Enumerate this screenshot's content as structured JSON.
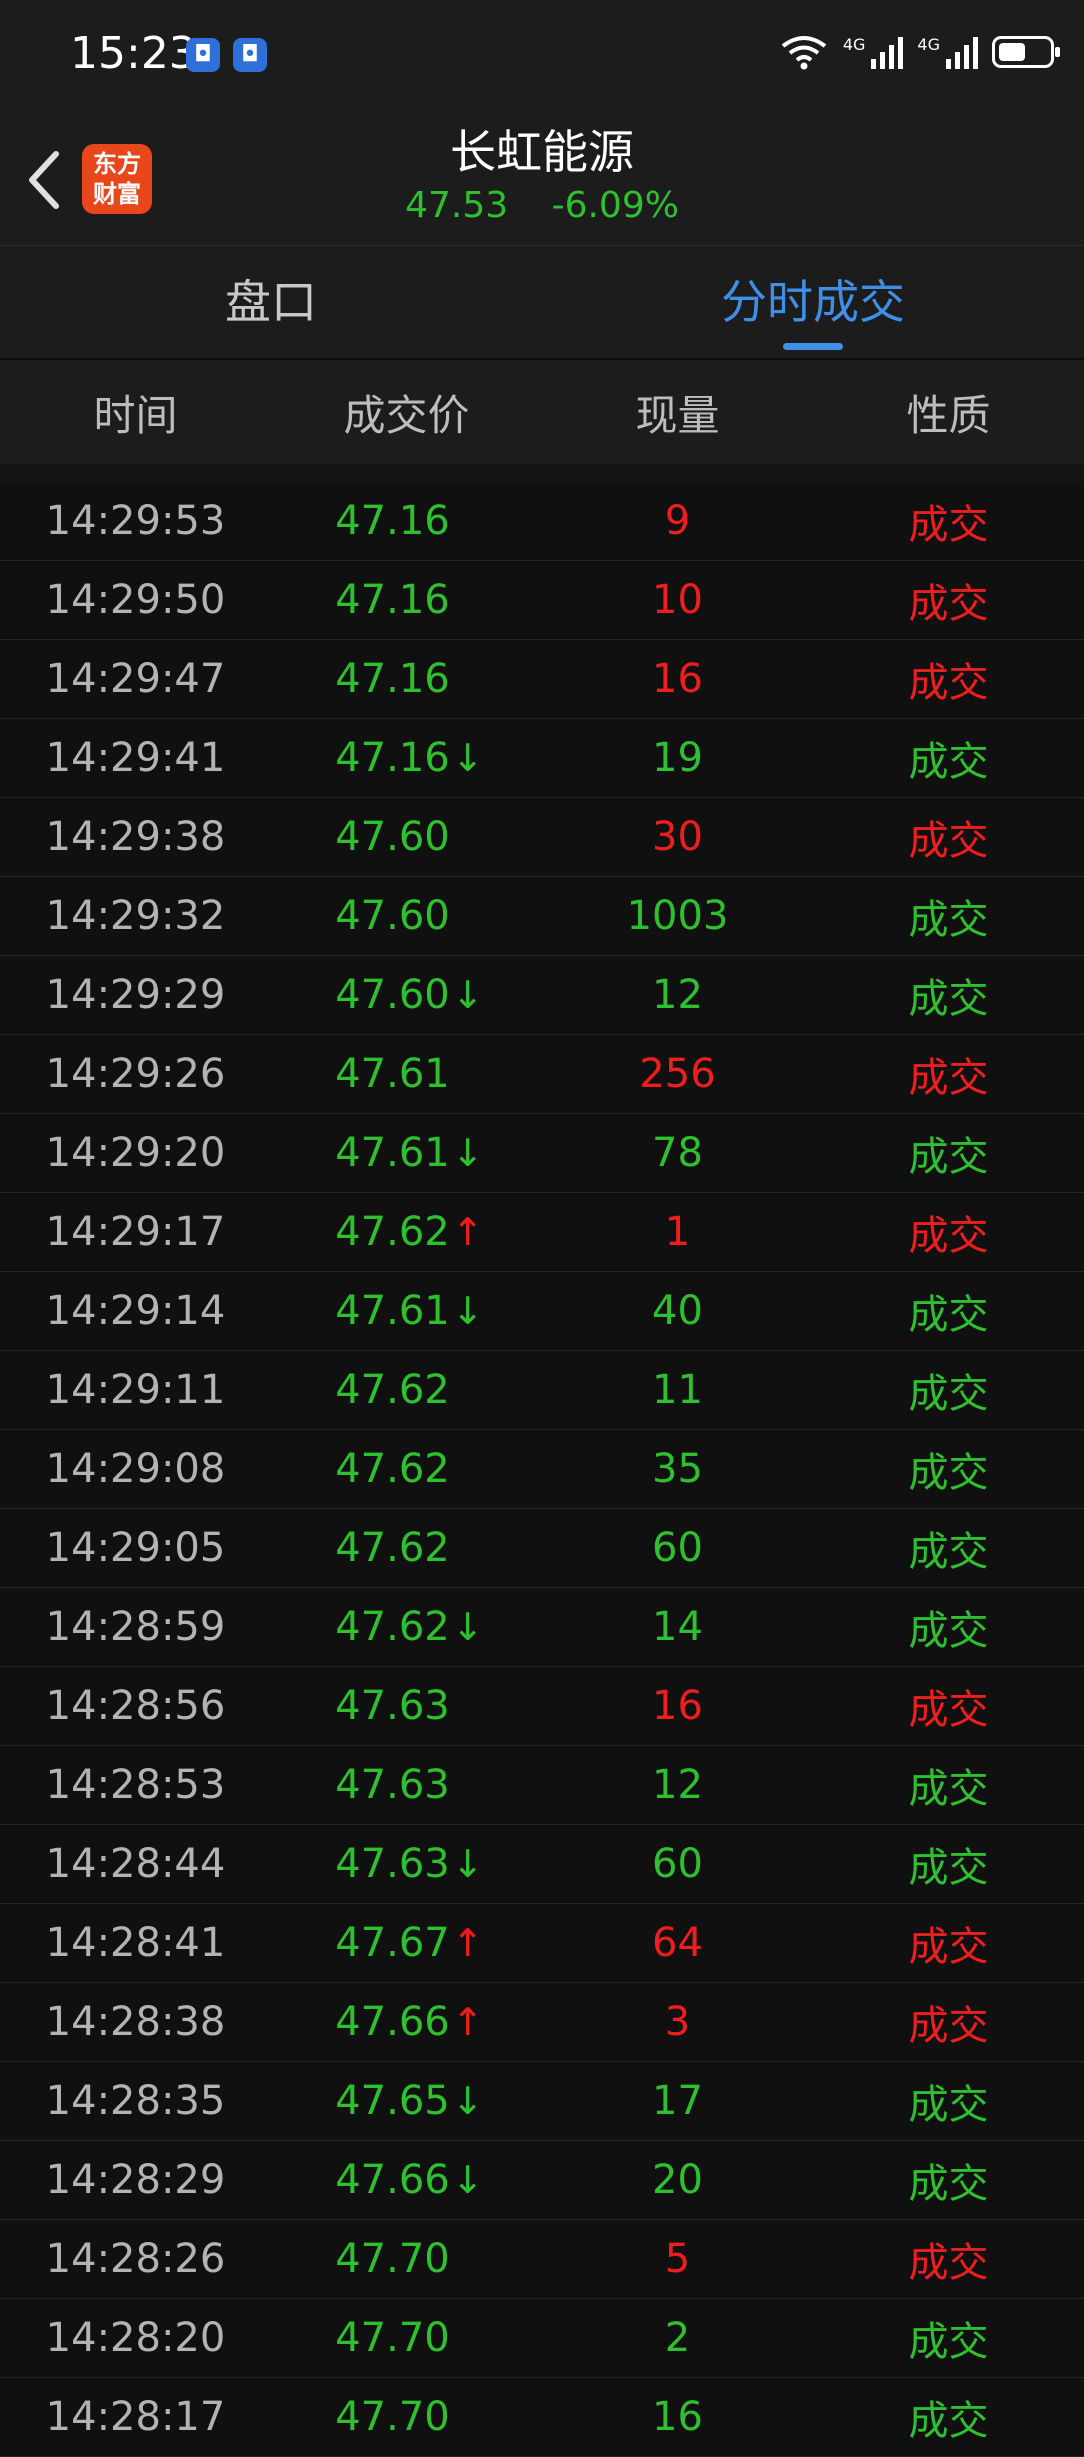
{
  "status_bar": {
    "time": "15:23",
    "icons": [
      "shield-icon",
      "shield-icon",
      "wifi-icon",
      "signal-4g-icon",
      "signal-4g-icon",
      "battery-icon"
    ],
    "net_label_1": "4G",
    "net_label_2": "4G"
  },
  "header": {
    "title": "长虹能源",
    "price": "47.53",
    "change": "-6.09%",
    "logo_line1": "东方",
    "logo_line2": "财富",
    "logo_color": "#e8471c"
  },
  "tabs": [
    {
      "label": "盘口",
      "active": false
    },
    {
      "label": "分时成交",
      "active": true
    }
  ],
  "columns": [
    "时间",
    "成交价",
    "现量",
    "性质"
  ],
  "colors": {
    "up": "#ef1e1e",
    "down": "#2ec02e",
    "accent": "#3f8fe6"
  },
  "trades": [
    {
      "time": "14:29:53",
      "price": "47.16",
      "arrow": "",
      "volume": "9",
      "type": "成交",
      "side": "buy"
    },
    {
      "time": "14:29:50",
      "price": "47.16",
      "arrow": "",
      "volume": "10",
      "type": "成交",
      "side": "buy"
    },
    {
      "time": "14:29:47",
      "price": "47.16",
      "arrow": "",
      "volume": "16",
      "type": "成交",
      "side": "buy"
    },
    {
      "time": "14:29:41",
      "price": "47.16",
      "arrow": "down",
      "volume": "19",
      "type": "成交",
      "side": "sell"
    },
    {
      "time": "14:29:38",
      "price": "47.60",
      "arrow": "",
      "volume": "30",
      "type": "成交",
      "side": "buy"
    },
    {
      "time": "14:29:32",
      "price": "47.60",
      "arrow": "",
      "volume": "1003",
      "type": "成交",
      "side": "sell"
    },
    {
      "time": "14:29:29",
      "price": "47.60",
      "arrow": "down",
      "volume": "12",
      "type": "成交",
      "side": "sell"
    },
    {
      "time": "14:29:26",
      "price": "47.61",
      "arrow": "",
      "volume": "256",
      "type": "成交",
      "side": "buy"
    },
    {
      "time": "14:29:20",
      "price": "47.61",
      "arrow": "down",
      "volume": "78",
      "type": "成交",
      "side": "sell"
    },
    {
      "time": "14:29:17",
      "price": "47.62",
      "arrow": "up",
      "volume": "1",
      "type": "成交",
      "side": "buy"
    },
    {
      "time": "14:29:14",
      "price": "47.61",
      "arrow": "down",
      "volume": "40",
      "type": "成交",
      "side": "sell"
    },
    {
      "time": "14:29:11",
      "price": "47.62",
      "arrow": "",
      "volume": "11",
      "type": "成交",
      "side": "sell"
    },
    {
      "time": "14:29:08",
      "price": "47.62",
      "arrow": "",
      "volume": "35",
      "type": "成交",
      "side": "sell"
    },
    {
      "time": "14:29:05",
      "price": "47.62",
      "arrow": "",
      "volume": "60",
      "type": "成交",
      "side": "sell"
    },
    {
      "time": "14:28:59",
      "price": "47.62",
      "arrow": "down",
      "volume": "14",
      "type": "成交",
      "side": "sell"
    },
    {
      "time": "14:28:56",
      "price": "47.63",
      "arrow": "",
      "volume": "16",
      "type": "成交",
      "side": "buy"
    },
    {
      "time": "14:28:53",
      "price": "47.63",
      "arrow": "",
      "volume": "12",
      "type": "成交",
      "side": "sell"
    },
    {
      "time": "14:28:44",
      "price": "47.63",
      "arrow": "down",
      "volume": "60",
      "type": "成交",
      "side": "sell"
    },
    {
      "time": "14:28:41",
      "price": "47.67",
      "arrow": "up",
      "volume": "64",
      "type": "成交",
      "side": "buy"
    },
    {
      "time": "14:28:38",
      "price": "47.66",
      "arrow": "up",
      "volume": "3",
      "type": "成交",
      "side": "buy"
    },
    {
      "time": "14:28:35",
      "price": "47.65",
      "arrow": "down",
      "volume": "17",
      "type": "成交",
      "side": "sell"
    },
    {
      "time": "14:28:29",
      "price": "47.66",
      "arrow": "down",
      "volume": "20",
      "type": "成交",
      "side": "sell"
    },
    {
      "time": "14:28:26",
      "price": "47.70",
      "arrow": "",
      "volume": "5",
      "type": "成交",
      "side": "buy"
    },
    {
      "time": "14:28:20",
      "price": "47.70",
      "arrow": "",
      "volume": "2",
      "type": "成交",
      "side": "sell"
    },
    {
      "time": "14:28:17",
      "price": "47.70",
      "arrow": "",
      "volume": "16",
      "type": "成交",
      "side": "sell"
    }
  ]
}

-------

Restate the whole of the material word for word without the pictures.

Enumerate this screenshot's content as structured JSON.
{
  "status_bar": {
    "time": "15:23",
    "icons": [
      "shield-icon",
      "shield-icon",
      "wifi-icon",
      "signal-4g-icon",
      "signal-4g-icon",
      "battery-icon"
    ],
    "net_label_1": "4G",
    "net_label_2": "4G"
  },
  "header": {
    "title": "长虹能源",
    "price": "47.53",
    "change": "-6.09%",
    "logo_line1": "东方",
    "logo_line2": "财富",
    "logo_color": "#e8471c"
  },
  "tabs": [
    {
      "label": "盘口",
      "active": false
    },
    {
      "label": "分时成交",
      "active": true
    }
  ],
  "columns": [
    "时间",
    "成交价",
    "现量",
    "性质"
  ],
  "colors": {
    "up": "#ef1e1e",
    "down": "#2ec02e",
    "accent": "#3f8fe6"
  },
  "trades": [
    {
      "time": "14:29:53",
      "price": "47.16",
      "arrow": "",
      "volume": "9",
      "type": "成交",
      "side": "buy"
    },
    {
      "time": "14:29:50",
      "price": "47.16",
      "arrow": "",
      "volume": "10",
      "type": "成交",
      "side": "buy"
    },
    {
      "time": "14:29:47",
      "price": "47.16",
      "arrow": "",
      "volume": "16",
      "type": "成交",
      "side": "buy"
    },
    {
      "time": "14:29:41",
      "price": "47.16",
      "arrow": "down",
      "volume": "19",
      "type": "成交",
      "side": "sell"
    },
    {
      "time": "14:29:38",
      "price": "47.60",
      "arrow": "",
      "volume": "30",
      "type": "成交",
      "side": "buy"
    },
    {
      "time": "14:29:32",
      "price": "47.60",
      "arrow": "",
      "volume": "1003",
      "type": "成交",
      "side": "sell"
    },
    {
      "time": "14:29:29",
      "price": "47.60",
      "arrow": "down",
      "volume": "12",
      "type": "成交",
      "side": "sell"
    },
    {
      "time": "14:29:26",
      "price": "47.61",
      "arrow": "",
      "volume": "256",
      "type": "成交",
      "side": "buy"
    },
    {
      "time": "14:29:20",
      "price": "47.61",
      "arrow": "down",
      "volume": "78",
      "type": "成交",
      "side": "sell"
    },
    {
      "time": "14:29:17",
      "price": "47.62",
      "arrow": "up",
      "volume": "1",
      "type": "成交",
      "side": "buy"
    },
    {
      "time": "14:29:14",
      "price": "47.61",
      "arrow": "down",
      "volume": "40",
      "type": "成交",
      "side": "sell"
    },
    {
      "time": "14:29:11",
      "price": "47.62",
      "arrow": "",
      "volume": "11",
      "type": "成交",
      "side": "sell"
    },
    {
      "time": "14:29:08",
      "price": "47.62",
      "arrow": "",
      "volume": "35",
      "type": "成交",
      "side": "sell"
    },
    {
      "time": "14:29:05",
      "price": "47.62",
      "arrow": "",
      "volume": "60",
      "type": "成交",
      "side": "sell"
    },
    {
      "time": "14:28:59",
      "price": "47.62",
      "arrow": "down",
      "volume": "14",
      "type": "成交",
      "side": "sell"
    },
    {
      "time": "14:28:56",
      "price": "47.63",
      "arrow": "",
      "volume": "16",
      "type": "成交",
      "side": "buy"
    },
    {
      "time": "14:28:53",
      "price": "47.63",
      "arrow": "",
      "volume": "12",
      "type": "成交",
      "side": "sell"
    },
    {
      "time": "14:28:44",
      "price": "47.63",
      "arrow": "down",
      "volume": "60",
      "type": "成交",
      "side": "sell"
    },
    {
      "time": "14:28:41",
      "price": "47.67",
      "arrow": "up",
      "volume": "64",
      "type": "成交",
      "side": "buy"
    },
    {
      "time": "14:28:38",
      "price": "47.66",
      "arrow": "up",
      "volume": "3",
      "type": "成交",
      "side": "buy"
    },
    {
      "time": "14:28:35",
      "price": "47.65",
      "arrow": "down",
      "volume": "17",
      "type": "成交",
      "side": "sell"
    },
    {
      "time": "14:28:29",
      "price": "47.66",
      "arrow": "down",
      "volume": "20",
      "type": "成交",
      "side": "sell"
    },
    {
      "time": "14:28:26",
      "price": "47.70",
      "arrow": "",
      "volume": "5",
      "type": "成交",
      "side": "buy"
    },
    {
      "time": "14:28:20",
      "price": "47.70",
      "arrow": "",
      "volume": "2",
      "type": "成交",
      "side": "sell"
    },
    {
      "time": "14:28:17",
      "price": "47.70",
      "arrow": "",
      "volume": "16",
      "type": "成交",
      "side": "sell"
    }
  ]
}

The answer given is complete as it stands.